Emperor Constantius II issues a new law exempting clergy from compulsory public service.
Constantius' new law says:
"All clergy are exempt from compulsory services as decurions and from every annoyance of municipal duties. Their sons must remain with the Church to not become obligated to the municipal councils." [CTh 16.2.9]
A "decurion" is a local administrative official. In addition to monetary taxes, the Roman state requires acts of public service such as holding local offices. Decurions are held responsible for preserving public order, ensuring for entertainment, and maintaining religious rituals.

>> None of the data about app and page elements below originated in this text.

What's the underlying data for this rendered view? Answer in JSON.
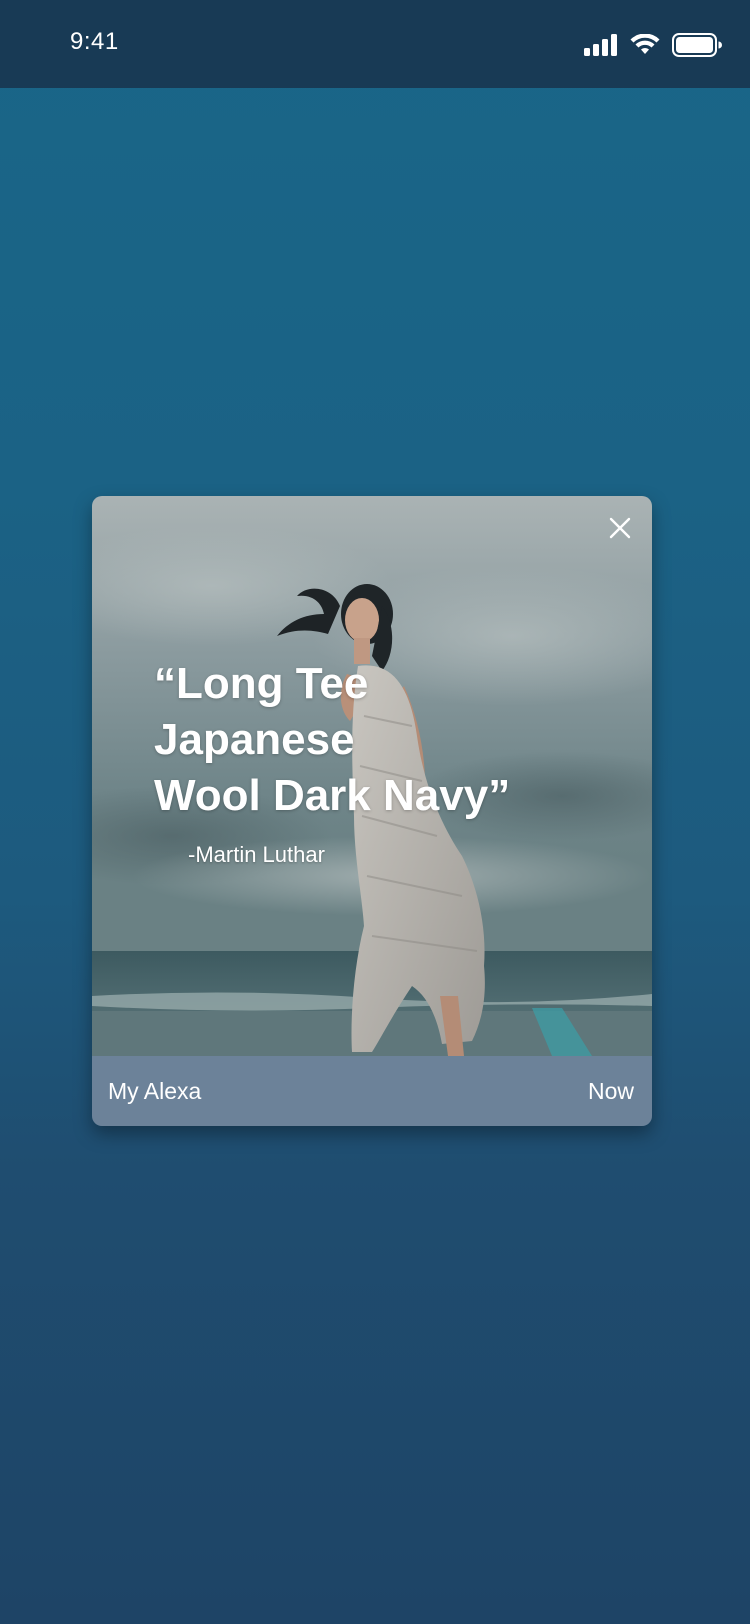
{
  "status_bar": {
    "time": "9:41",
    "icons": [
      "cellular-signal-icon",
      "wifi-icon",
      "battery-icon"
    ]
  },
  "notification": {
    "quote_lines": [
      "“Long Tee",
      "Japanese",
      "Wool Dark Navy”"
    ],
    "author": "-Martin Luthar",
    "app_name": "My Alexa",
    "timestamp": "Now",
    "close_icon": "close-icon",
    "footer_color": "#6c8299"
  },
  "colors": {
    "status_bar_bg": "#183a55",
    "background_top": "#196688",
    "background_bottom": "#1e4466"
  }
}
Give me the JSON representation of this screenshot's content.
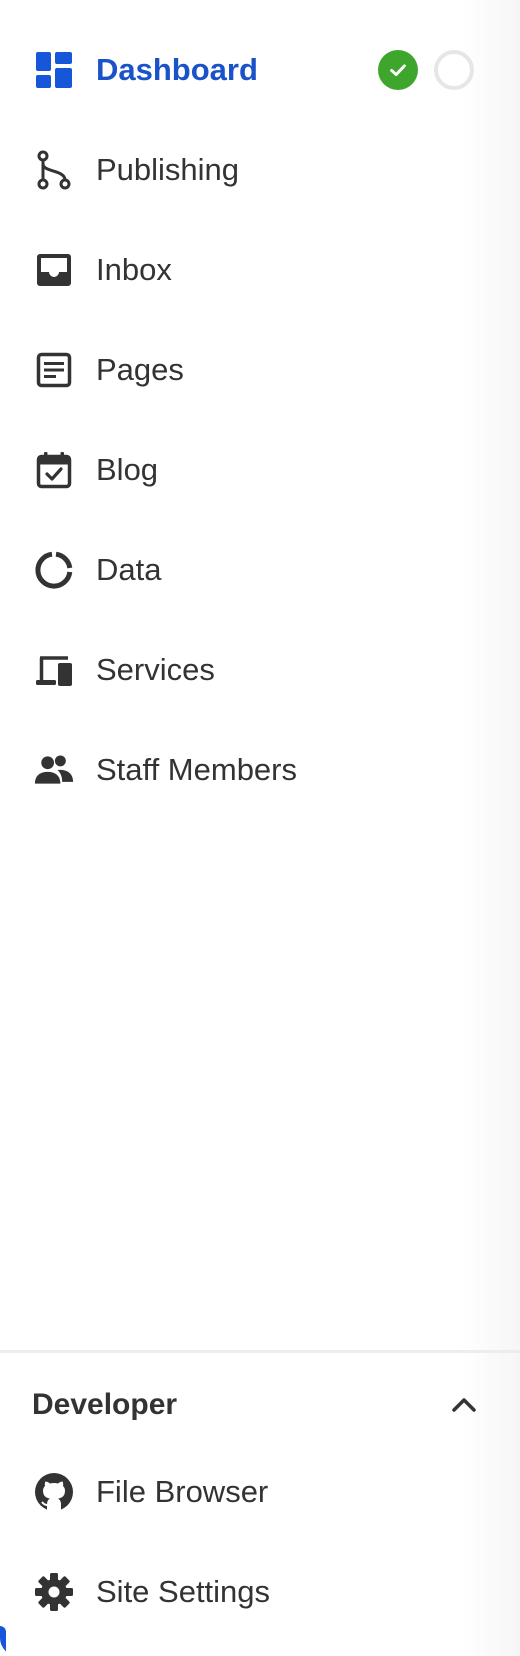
{
  "nav": {
    "items": [
      {
        "label": "Dashboard",
        "icon": "dashboard-grid-icon",
        "active": true
      },
      {
        "label": "Publishing",
        "icon": "branch-icon"
      },
      {
        "label": "Inbox",
        "icon": "inbox-icon"
      },
      {
        "label": "Pages",
        "icon": "page-icon"
      },
      {
        "label": "Blog",
        "icon": "calendar-check-icon"
      },
      {
        "label": "Data",
        "icon": "donut-chart-icon"
      },
      {
        "label": "Services",
        "icon": "devices-icon"
      },
      {
        "label": "Staff Members",
        "icon": "users-icon"
      }
    ],
    "dashboard_status": {
      "complete_icon": "check-circle-icon",
      "pending_icon": "empty-circle-icon"
    }
  },
  "developer": {
    "title": "Developer",
    "toggle_icon": "chevron-up-icon",
    "items": [
      {
        "label": "File Browser",
        "icon": "github-icon"
      },
      {
        "label": "Site Settings",
        "icon": "gear-icon"
      }
    ]
  },
  "colors": {
    "accent": "#1a52c9",
    "text": "#333333",
    "success": "#3fa62d",
    "divider": "#ededed"
  }
}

Being a decurion can be a significant personal expense, and being exempt from serving as a decurion creates significant benefits for Christians. It is, in effect, a reverse tax on pagans: not only do pagans have to serve as decurions while Christians do not, but they have to do so more often because without Christians there are fewer people eligible for the office.